D.C. Becomes Jazz City
Sometimes the rapidly changing landscape of this city resembles an ongoing jazz improvisation, always moving, going here, going there, always changing, before it returns to its core melody, its home base.
So it feels right that, in addition to all the other changes, Washington, D.C., is becoming a new jazz city, much as it was many years ago when Duke Ellington first started out. Old-timers, fast disappearing but still talking, remember when the Howard Theatre, the Lincoln and other hot spots jazzed up the city in a Harlem Renaissance-type way.
Today there is a growing jazz scene in the very same area where Ellington used to live and play, down by 14th and U Streets, where you can find Bohemian Caverns – revived to its former glory – and places like Twins. Up in Adams Morgan, local players, trios and performers still play jazz in the evenings or on a summer’s afternoon with the windows open at Columbia Station.
The Howard Theater is reborn with a busy slate of jazz (and other kinds of music) and in Georgetown you can find the venerable jazz club Blues Alley, not far from the Duke Ellington School of the Arts, whose graduates are starting to make names for themselves on the jazz scene.
The young, exuberant jazz pianist Jason Moran has taken over the jazz reigns at the Kennedy Center, which just got through holding the Blue Note 75th Anniversary Festival and the Mary Lou Williams Women in Jazz Festival. At the museums, you can hear jazz in the summer, in the evenings and outdoors.

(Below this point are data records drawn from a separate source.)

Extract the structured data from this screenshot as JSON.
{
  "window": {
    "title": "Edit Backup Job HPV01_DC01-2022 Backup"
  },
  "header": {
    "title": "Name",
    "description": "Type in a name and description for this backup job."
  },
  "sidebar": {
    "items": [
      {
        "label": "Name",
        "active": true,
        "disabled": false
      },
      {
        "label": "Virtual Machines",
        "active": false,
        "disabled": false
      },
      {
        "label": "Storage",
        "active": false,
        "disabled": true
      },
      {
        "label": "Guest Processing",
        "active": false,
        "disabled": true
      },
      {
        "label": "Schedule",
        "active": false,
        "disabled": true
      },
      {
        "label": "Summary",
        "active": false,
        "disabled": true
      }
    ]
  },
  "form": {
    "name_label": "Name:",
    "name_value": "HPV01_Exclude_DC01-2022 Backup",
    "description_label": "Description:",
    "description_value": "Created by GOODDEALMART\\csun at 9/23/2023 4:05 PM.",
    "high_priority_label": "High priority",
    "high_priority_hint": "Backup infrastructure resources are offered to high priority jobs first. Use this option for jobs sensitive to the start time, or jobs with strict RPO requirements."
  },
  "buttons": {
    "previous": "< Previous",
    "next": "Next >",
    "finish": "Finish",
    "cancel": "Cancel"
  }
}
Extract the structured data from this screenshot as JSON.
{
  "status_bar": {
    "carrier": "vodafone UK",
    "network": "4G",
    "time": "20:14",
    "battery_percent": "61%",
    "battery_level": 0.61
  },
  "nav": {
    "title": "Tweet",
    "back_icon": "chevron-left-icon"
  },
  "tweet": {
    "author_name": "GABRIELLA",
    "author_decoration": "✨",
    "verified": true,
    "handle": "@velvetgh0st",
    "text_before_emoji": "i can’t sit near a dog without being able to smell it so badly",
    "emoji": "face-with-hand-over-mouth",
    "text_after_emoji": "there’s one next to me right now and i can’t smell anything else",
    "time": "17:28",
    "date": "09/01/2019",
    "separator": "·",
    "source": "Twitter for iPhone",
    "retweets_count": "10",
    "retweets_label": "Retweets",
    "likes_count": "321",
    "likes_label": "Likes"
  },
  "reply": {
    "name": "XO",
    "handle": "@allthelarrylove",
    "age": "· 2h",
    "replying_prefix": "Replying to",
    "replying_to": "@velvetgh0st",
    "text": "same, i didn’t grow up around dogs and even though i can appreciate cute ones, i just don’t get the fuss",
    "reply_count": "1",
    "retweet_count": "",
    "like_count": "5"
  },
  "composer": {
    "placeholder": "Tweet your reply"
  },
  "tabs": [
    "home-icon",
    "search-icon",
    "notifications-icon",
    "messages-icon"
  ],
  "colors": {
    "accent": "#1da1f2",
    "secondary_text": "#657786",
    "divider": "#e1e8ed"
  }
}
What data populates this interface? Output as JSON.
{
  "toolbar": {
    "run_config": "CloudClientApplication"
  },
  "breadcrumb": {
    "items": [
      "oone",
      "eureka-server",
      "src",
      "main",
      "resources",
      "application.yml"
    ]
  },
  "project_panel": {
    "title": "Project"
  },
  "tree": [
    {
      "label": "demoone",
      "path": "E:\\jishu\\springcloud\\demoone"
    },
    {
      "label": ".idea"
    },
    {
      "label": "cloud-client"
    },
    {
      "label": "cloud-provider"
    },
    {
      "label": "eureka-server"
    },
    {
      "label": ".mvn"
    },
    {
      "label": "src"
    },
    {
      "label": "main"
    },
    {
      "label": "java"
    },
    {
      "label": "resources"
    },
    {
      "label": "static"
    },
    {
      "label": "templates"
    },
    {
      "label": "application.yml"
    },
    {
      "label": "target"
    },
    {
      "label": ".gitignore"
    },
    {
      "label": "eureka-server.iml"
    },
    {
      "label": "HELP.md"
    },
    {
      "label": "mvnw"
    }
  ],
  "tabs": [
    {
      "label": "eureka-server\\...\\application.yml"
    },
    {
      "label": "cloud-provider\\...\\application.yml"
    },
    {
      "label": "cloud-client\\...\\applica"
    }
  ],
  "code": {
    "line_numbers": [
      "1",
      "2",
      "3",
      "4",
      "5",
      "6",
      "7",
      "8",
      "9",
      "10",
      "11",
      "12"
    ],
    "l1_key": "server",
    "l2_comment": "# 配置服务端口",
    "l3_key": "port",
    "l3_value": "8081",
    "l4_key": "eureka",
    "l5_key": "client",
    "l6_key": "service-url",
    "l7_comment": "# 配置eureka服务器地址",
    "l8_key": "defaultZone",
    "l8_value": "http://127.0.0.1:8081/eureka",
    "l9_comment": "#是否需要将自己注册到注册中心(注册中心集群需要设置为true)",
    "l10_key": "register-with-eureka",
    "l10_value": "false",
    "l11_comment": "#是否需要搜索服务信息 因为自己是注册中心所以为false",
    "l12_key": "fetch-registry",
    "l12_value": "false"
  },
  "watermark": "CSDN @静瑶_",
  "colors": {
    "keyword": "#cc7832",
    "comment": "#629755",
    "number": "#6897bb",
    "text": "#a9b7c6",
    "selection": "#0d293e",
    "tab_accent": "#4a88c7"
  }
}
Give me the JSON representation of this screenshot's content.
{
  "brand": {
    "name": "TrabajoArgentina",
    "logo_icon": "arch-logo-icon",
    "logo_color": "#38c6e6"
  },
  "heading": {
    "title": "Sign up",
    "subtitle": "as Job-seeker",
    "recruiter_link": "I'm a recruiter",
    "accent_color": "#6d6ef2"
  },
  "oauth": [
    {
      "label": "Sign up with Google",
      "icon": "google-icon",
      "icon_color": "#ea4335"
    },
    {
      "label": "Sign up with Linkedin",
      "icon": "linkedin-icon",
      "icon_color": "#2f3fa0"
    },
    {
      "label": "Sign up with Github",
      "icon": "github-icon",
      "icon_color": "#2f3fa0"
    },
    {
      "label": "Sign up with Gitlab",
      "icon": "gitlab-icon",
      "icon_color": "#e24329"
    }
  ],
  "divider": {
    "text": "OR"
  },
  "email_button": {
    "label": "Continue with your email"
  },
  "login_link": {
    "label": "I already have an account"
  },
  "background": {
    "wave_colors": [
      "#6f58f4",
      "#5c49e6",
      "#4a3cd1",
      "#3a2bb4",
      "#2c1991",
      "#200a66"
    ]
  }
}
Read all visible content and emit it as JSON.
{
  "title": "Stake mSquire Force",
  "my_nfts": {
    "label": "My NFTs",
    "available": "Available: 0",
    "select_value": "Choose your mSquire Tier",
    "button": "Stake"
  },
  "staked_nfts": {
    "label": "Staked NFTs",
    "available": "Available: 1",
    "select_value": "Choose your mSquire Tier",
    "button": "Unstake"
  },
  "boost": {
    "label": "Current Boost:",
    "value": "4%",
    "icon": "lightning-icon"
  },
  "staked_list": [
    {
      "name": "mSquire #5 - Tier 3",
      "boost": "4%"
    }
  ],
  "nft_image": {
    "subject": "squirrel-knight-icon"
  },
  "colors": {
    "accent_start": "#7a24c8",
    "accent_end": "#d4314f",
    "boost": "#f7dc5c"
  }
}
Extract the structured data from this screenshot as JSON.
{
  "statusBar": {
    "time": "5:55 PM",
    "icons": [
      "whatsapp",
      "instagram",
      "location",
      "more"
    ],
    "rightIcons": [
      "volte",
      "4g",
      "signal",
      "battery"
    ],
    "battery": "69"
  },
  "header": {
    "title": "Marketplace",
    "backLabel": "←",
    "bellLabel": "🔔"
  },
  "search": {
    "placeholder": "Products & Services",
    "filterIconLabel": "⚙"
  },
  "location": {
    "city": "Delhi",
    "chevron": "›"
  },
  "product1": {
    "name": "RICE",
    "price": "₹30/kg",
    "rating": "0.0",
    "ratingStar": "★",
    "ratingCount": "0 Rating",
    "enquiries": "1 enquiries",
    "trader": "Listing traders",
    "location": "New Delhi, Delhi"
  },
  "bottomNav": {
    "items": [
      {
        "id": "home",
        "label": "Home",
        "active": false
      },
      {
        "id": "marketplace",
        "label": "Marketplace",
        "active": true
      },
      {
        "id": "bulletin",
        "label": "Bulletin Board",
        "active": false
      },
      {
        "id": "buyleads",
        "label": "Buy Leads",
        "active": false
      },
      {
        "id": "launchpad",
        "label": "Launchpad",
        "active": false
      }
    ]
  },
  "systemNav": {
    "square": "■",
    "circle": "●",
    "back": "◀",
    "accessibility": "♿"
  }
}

But it’s probably fair to say that what’s driving jazz all over the Washington area this month is the presence of the DC Jazz Festival, now celebrating its 10th year. And like the city itself, the festival, running June 24-29, is changing.
“It’s grown phenomenally,” Sunny Sumter, the DCJF’s longtime director said. “Think about it. When Charlie [Fishman, founder and artistic director for the festival] started this, that first year in 2005, there were 13 concerts. Now look at us, look at what the festival is doing and what it’s become.”
The short version: 125 performances in nearly 60 venues, considered to be the fastest-growing jazz festival in the country, with a year-round education and performance program.
Here’s what’s happening this year:
“Jazz at the Hamilton Live” (June 24-29)
“DC Jazz Festival and Events DC Present Jazz at the Riverfront” (June 27-29)
“Jazz in the ’Hoods Presented by Events DC” (June 24-29)
Also as part of the “Jazz in the ’Hoods” series, CapitolBop.com presents the DC Jazz Loft Series, now in its fourth year, with three nights of cutting-edge music, a piano “cutting contest” and an all-evening Block Party.
Who’s coming? A partial list:
The Roy Hargrove Quintet at the Hamilton, “urban harmonicist” Frederick Yonnet, Trombone Shorty headlining a New Orleans flavored evening, Yaslin Bey (also known as Mos Def), Cyrus Chestnut presenting a riff on and tribute to Dave Brubeck, Grammy-nominee Gregory Porter, Grammy-nominee Snarky Puppy, the Brass-A-Holics, Trio Caliente, Irma Thomas, the Tia Fuller Quintet and the Helen Sung Quintet in a salute to women in jazz, Marc Cary’s Rhodes Ahead, Butcher Brown and the Braxton Cook quartet.
“I think we’ve been part of recognizing how jazz itself has spread and changed, embracing or influencing other kinds of music,” Sumter said. “The Howard Theater is part of the festival this year with a Ginger Baker concert, and he’s known for being a drumming icon in the rock and roll world, but he’s also a jazz drummer. Paco D’Rivera has had a huge influence on jazz, spreading it into the Latin sounds, and he’s being a big part of the festival all along.”
Young people steeped in rock and roll, hip-hop, rap, alt, punk, pop and Americana have rooms in their imagination for a resurgence of jazz. And in this international city, the growing international appeal of jazz draws ears from all over.
During the course of the 10th annual DC Jazz Festival, jazz will reveal itself again in all of its facets and changing styles. And it will reveal the city for what it’s becoming, too: Jazz City.